Q: With you in Beijing, I wanted to get your thoughts on the US-China trade war. Xi Jinping and Donald Trump are talking. But it remains to be seen whether they cut a deal at the G20 later this month. What do you make of the current tension, and its impact on global growth?

A: I’m a believer in free trade so I’m hopeful that all these different trade disputes will get resolved in a way that you continue to have the best products in different countries made available to everyone.

Q: The midterms. It's about many things to many people in the US-- immigration, the economy, health care, political power.  What does this midterm election mean to you?

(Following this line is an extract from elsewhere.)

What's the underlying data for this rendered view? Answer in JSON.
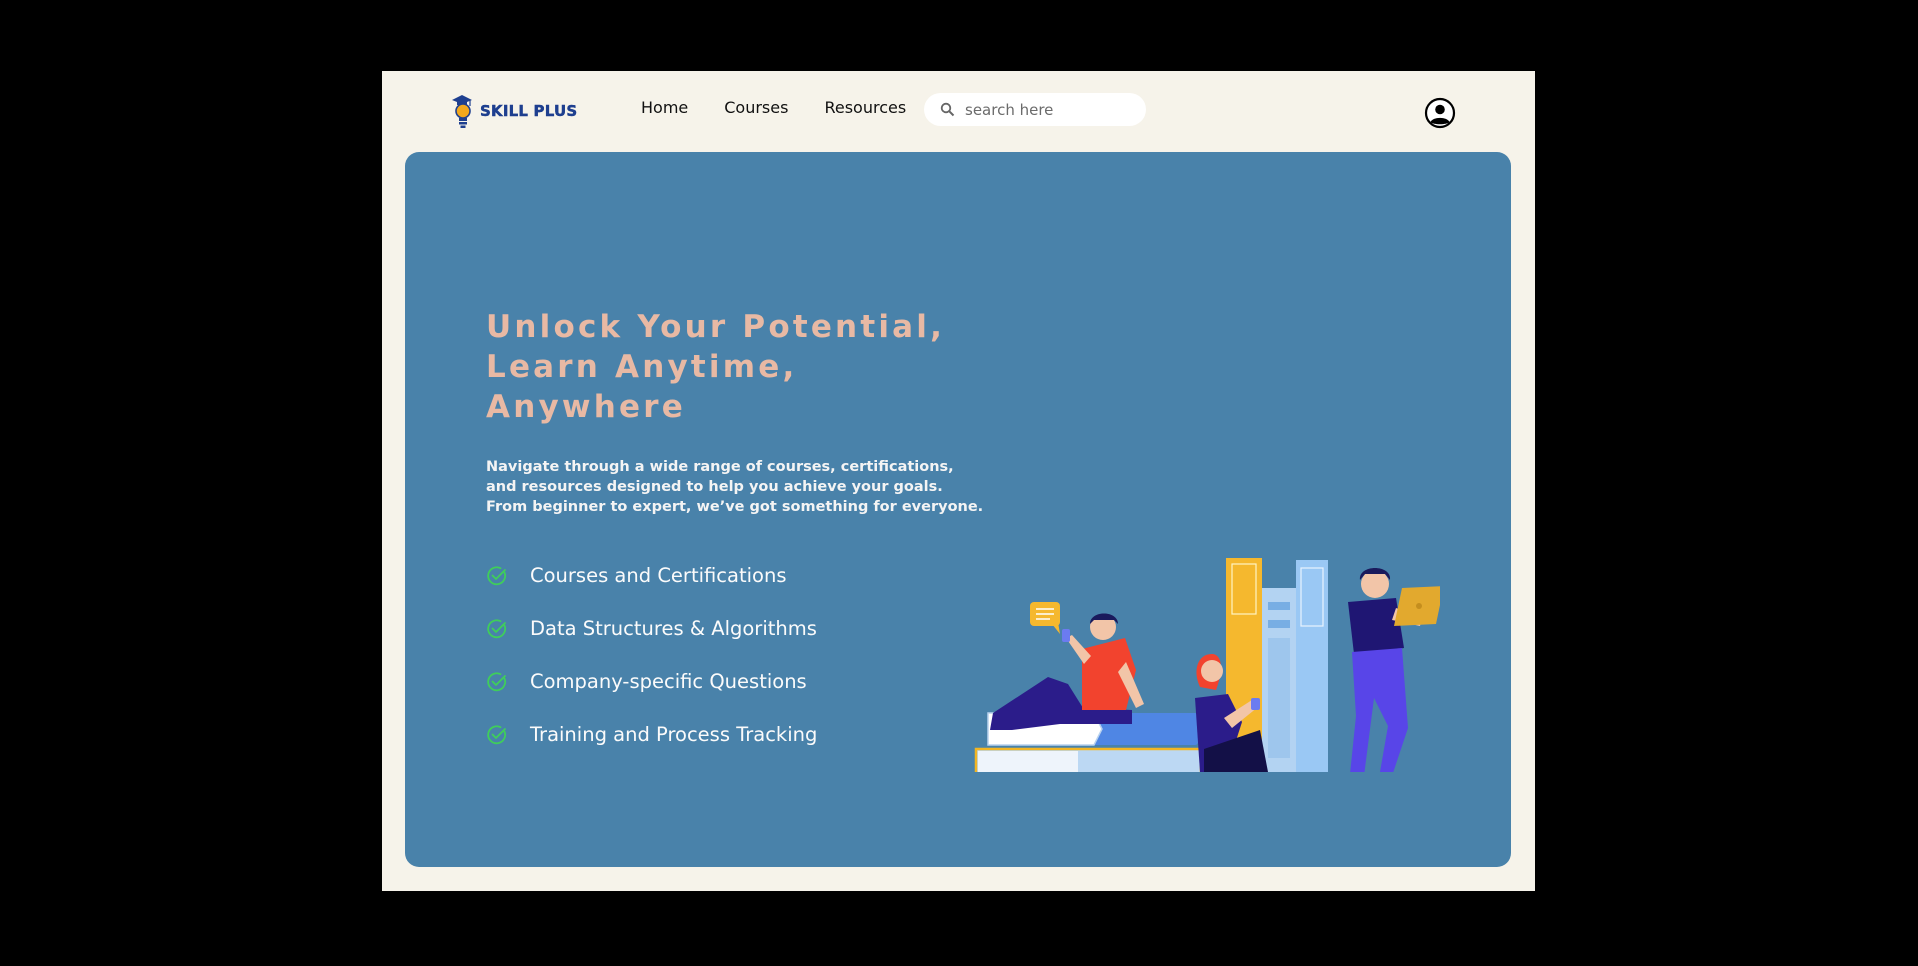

A: Well I think when you have a mission like the Gates Foundation to help the poorest, you need to work with every government. We've had great relations with republican governments, Bush raised the aid level quite dramatically. and we'll do our best to articulate why we think any government should want a stable Africa, wanna help out those who are poorest, avoid disease spread around the world. That's what we've been up to the last two years and we'll take a look at who's in charge after this midterm and continue to work with them.

Q: You've long maintained this constructive and optimistic approach, but to many people out there it feels like it's a dark world. They look at the fear and the hate and poverty. The problems posed by terrorism and climate change. You constantly speak of solutions. I wanna ask you how do you maintain optimistic?

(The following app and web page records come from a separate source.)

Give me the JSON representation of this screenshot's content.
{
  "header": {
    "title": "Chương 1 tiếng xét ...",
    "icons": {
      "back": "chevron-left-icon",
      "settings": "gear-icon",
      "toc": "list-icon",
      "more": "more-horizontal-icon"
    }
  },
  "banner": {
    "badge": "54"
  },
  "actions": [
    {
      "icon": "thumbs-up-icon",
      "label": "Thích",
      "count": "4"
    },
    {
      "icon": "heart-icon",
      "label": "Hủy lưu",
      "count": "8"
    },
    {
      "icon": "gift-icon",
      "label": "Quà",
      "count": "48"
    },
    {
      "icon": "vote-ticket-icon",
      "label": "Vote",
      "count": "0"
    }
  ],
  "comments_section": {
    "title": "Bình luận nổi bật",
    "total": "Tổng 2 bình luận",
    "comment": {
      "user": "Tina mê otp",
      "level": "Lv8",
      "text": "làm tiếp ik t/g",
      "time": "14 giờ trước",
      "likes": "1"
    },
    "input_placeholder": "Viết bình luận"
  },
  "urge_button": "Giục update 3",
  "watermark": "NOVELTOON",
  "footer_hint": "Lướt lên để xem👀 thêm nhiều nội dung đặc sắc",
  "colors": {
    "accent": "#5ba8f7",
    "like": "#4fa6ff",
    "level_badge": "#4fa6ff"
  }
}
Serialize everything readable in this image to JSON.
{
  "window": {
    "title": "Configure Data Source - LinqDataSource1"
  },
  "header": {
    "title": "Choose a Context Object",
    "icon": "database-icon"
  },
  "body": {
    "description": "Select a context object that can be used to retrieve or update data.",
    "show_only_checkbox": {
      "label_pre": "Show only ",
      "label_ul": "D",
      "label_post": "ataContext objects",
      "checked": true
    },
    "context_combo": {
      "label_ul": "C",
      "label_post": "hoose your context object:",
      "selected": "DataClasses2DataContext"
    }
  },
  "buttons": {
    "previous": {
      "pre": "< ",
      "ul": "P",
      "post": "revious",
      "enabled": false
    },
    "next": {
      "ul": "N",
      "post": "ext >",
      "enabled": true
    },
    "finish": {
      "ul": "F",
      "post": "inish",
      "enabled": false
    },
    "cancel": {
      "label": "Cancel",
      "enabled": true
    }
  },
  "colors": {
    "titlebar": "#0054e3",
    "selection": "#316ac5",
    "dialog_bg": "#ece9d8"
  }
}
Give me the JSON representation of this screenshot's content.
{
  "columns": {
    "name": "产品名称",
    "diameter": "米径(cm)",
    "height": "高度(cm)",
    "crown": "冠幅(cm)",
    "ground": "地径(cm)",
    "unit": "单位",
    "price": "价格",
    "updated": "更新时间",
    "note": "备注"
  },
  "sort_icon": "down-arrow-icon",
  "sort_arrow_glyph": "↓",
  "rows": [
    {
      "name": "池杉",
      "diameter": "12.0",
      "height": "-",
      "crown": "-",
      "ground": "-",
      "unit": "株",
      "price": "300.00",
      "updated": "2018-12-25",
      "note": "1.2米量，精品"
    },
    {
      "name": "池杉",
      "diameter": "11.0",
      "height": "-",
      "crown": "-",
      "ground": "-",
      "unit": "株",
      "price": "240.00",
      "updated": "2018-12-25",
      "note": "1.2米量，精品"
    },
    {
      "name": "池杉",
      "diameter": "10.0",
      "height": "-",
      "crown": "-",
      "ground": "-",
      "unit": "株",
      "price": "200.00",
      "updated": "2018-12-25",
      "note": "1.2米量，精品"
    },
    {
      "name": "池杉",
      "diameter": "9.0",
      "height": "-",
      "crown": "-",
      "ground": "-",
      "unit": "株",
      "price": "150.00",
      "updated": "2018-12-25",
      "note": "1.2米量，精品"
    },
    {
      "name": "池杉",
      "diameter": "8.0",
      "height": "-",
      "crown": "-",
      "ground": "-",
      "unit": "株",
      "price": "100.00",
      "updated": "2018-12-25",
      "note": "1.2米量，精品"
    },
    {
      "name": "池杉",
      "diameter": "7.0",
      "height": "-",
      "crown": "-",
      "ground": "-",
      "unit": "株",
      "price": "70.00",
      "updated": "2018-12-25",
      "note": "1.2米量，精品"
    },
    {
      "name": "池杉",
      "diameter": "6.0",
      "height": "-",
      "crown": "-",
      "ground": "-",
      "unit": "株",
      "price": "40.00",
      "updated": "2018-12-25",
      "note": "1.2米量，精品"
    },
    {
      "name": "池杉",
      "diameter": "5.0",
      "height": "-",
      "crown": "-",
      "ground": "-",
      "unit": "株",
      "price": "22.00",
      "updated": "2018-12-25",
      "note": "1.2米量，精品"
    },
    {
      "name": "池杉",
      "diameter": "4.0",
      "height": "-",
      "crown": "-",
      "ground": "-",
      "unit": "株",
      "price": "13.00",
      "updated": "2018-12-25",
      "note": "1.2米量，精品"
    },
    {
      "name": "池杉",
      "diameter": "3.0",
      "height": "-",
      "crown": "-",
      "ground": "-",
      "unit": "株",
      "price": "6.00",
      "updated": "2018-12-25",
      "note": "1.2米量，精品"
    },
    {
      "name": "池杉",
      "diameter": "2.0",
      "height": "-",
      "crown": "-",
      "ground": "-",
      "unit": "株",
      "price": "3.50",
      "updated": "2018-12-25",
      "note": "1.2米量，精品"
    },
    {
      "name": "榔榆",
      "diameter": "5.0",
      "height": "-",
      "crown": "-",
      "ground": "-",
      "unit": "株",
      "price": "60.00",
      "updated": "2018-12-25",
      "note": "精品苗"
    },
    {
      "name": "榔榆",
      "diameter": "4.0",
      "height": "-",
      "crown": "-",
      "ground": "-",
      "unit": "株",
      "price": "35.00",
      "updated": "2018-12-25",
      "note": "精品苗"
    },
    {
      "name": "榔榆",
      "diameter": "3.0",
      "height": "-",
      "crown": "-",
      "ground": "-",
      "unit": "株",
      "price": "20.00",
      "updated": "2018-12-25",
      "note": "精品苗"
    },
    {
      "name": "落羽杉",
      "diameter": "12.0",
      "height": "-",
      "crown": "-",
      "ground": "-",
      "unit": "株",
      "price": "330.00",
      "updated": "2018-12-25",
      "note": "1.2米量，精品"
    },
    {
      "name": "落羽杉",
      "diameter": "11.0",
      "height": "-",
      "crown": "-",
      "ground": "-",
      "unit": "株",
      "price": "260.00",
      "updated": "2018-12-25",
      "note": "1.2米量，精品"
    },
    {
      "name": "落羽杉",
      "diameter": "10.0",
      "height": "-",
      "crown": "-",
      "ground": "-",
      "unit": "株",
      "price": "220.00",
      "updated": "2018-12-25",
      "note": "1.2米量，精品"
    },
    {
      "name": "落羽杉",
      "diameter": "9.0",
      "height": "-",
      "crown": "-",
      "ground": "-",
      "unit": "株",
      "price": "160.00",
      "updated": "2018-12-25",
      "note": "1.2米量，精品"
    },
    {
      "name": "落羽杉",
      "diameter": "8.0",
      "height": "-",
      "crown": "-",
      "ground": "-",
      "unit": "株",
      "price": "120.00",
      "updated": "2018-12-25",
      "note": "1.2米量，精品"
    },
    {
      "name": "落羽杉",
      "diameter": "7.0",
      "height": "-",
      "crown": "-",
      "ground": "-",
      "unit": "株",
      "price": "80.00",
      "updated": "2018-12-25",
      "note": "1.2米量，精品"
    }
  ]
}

A: Well the objective facts that we've made incredible progress. You wouldn't want to go backwards whether it's literacy or childhood survival or how we treat people who're gay. we continue to make progress. Even the inequity, the poorer countries are growing faster than richer countries so globally we're down to less than 9 percent of people living in extreme poverty.

I often tell people they should read the book "factfulness" to really step back and not just read the headlines which naturally emphasize where we've had difficulties but to see the gradual progress that has brought childhood death from 11 million year now down to 5 million because we've got now new vaccines. if you really wanna have the model of what we're doing well, we have to step back and see objectively that we've made progress.

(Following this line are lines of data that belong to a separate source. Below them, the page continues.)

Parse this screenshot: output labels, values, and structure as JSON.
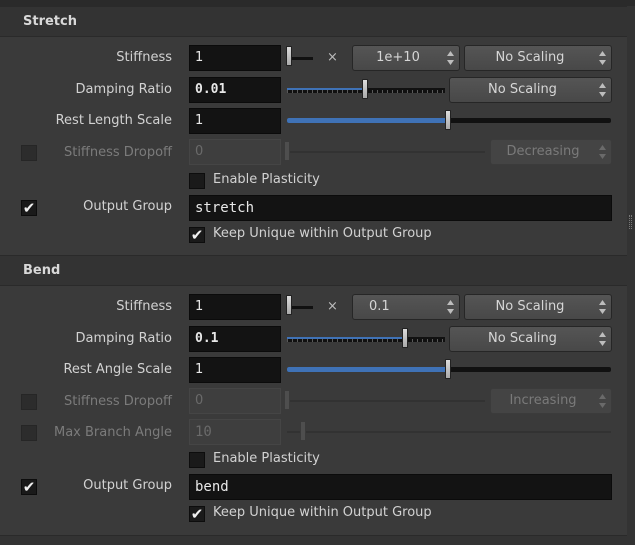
{
  "stretch": {
    "title": "Stretch",
    "stiffness": {
      "label": "Stiffness",
      "value": "1",
      "multiplier_symbol": "×",
      "exponent": "1e+10",
      "scaling": "No Scaling"
    },
    "damping_ratio": {
      "label": "Damping Ratio",
      "value": "0.01",
      "scaling": "No Scaling"
    },
    "rest_length_scale": {
      "label": "Rest Length Scale",
      "value": "1"
    },
    "stiffness_dropoff": {
      "label": "Stiffness Dropoff",
      "value": "0",
      "mode": "Decreasing",
      "enabled": false
    },
    "enable_plasticity": {
      "label": "Enable Plasticity",
      "checked": false
    },
    "output_group": {
      "label": "Output Group",
      "value": "stretch",
      "checked": true
    },
    "keep_unique": {
      "label": "Keep Unique within Output Group",
      "checked": true
    }
  },
  "bend": {
    "title": "Bend",
    "stiffness": {
      "label": "Stiffness",
      "value": "1",
      "multiplier_symbol": "×",
      "exponent": "0.1",
      "scaling": "No Scaling"
    },
    "damping_ratio": {
      "label": "Damping Ratio",
      "value": "0.1",
      "scaling": "No Scaling"
    },
    "rest_angle_scale": {
      "label": "Rest Angle Scale",
      "value": "1"
    },
    "stiffness_dropoff": {
      "label": "Stiffness Dropoff",
      "value": "0",
      "mode": "Increasing",
      "enabled": false
    },
    "max_branch_angle": {
      "label": "Max Branch Angle",
      "value": "10",
      "enabled": false
    },
    "enable_plasticity": {
      "label": "Enable Plasticity",
      "checked": false
    },
    "output_group": {
      "label": "Output Group",
      "value": "bend",
      "checked": true
    },
    "keep_unique": {
      "label": "Keep Unique within Output Group",
      "checked": true
    }
  },
  "icons": {
    "checkmark": "✔",
    "dropdown_arrows": "up-down-arrows-icon"
  },
  "colors": {
    "panel_bg": "#3a3a3a",
    "field_bg": "#131313",
    "slider_fill": "#3f72b6"
  },
  "sliders": {
    "stretch_stiffness": 0.02,
    "stretch_damping": 0.5,
    "stretch_rest_length": 0.5,
    "bend_stiffness": 0.02,
    "bend_damping": 0.75,
    "bend_rest_angle": 0.5
  }
}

Q: We can make progress on issues like poverty, sanitation. What about issues like technology? Fake news. Cyberbullying. Stealth influence campaigns. In 2018, big tech firms may have issued their mea culpas for these ills, but will 2019 be a year of action?

A: Well I can't speak for all the tech firms. The benefits of these great communication technology are fantastic, yet it's not anticipated that in terms of various age groups where there's bullying or some overuse that would foster polarization or some level of fake news, the people in those consumer markets are now looking at how they can do a better job on those things. Overall, I think the tech sector hears those concerns and governments will have more requirements that they have to step up to. that's the normal dynamic that’s taking place.

Q: What about gender equality in tech? It's 2018, it's a year after the #MeToo movement. There is still harassment, lack of opportunity, lack of equal pay. What should be done to bring gender parity to the tech sector and all sectors?

A: My wife Melinda works a lot on increasing the number of women in tech related jobs. By the time you get to 5-10 years of experience, the pool just isn't nearly as balanced as it should be. We need to work on the behaviour- the practices, the role models, how we encourage women at every step of that pipeline, to get somewhat more diversity in that field.

BUSINESS REPORT ONLINE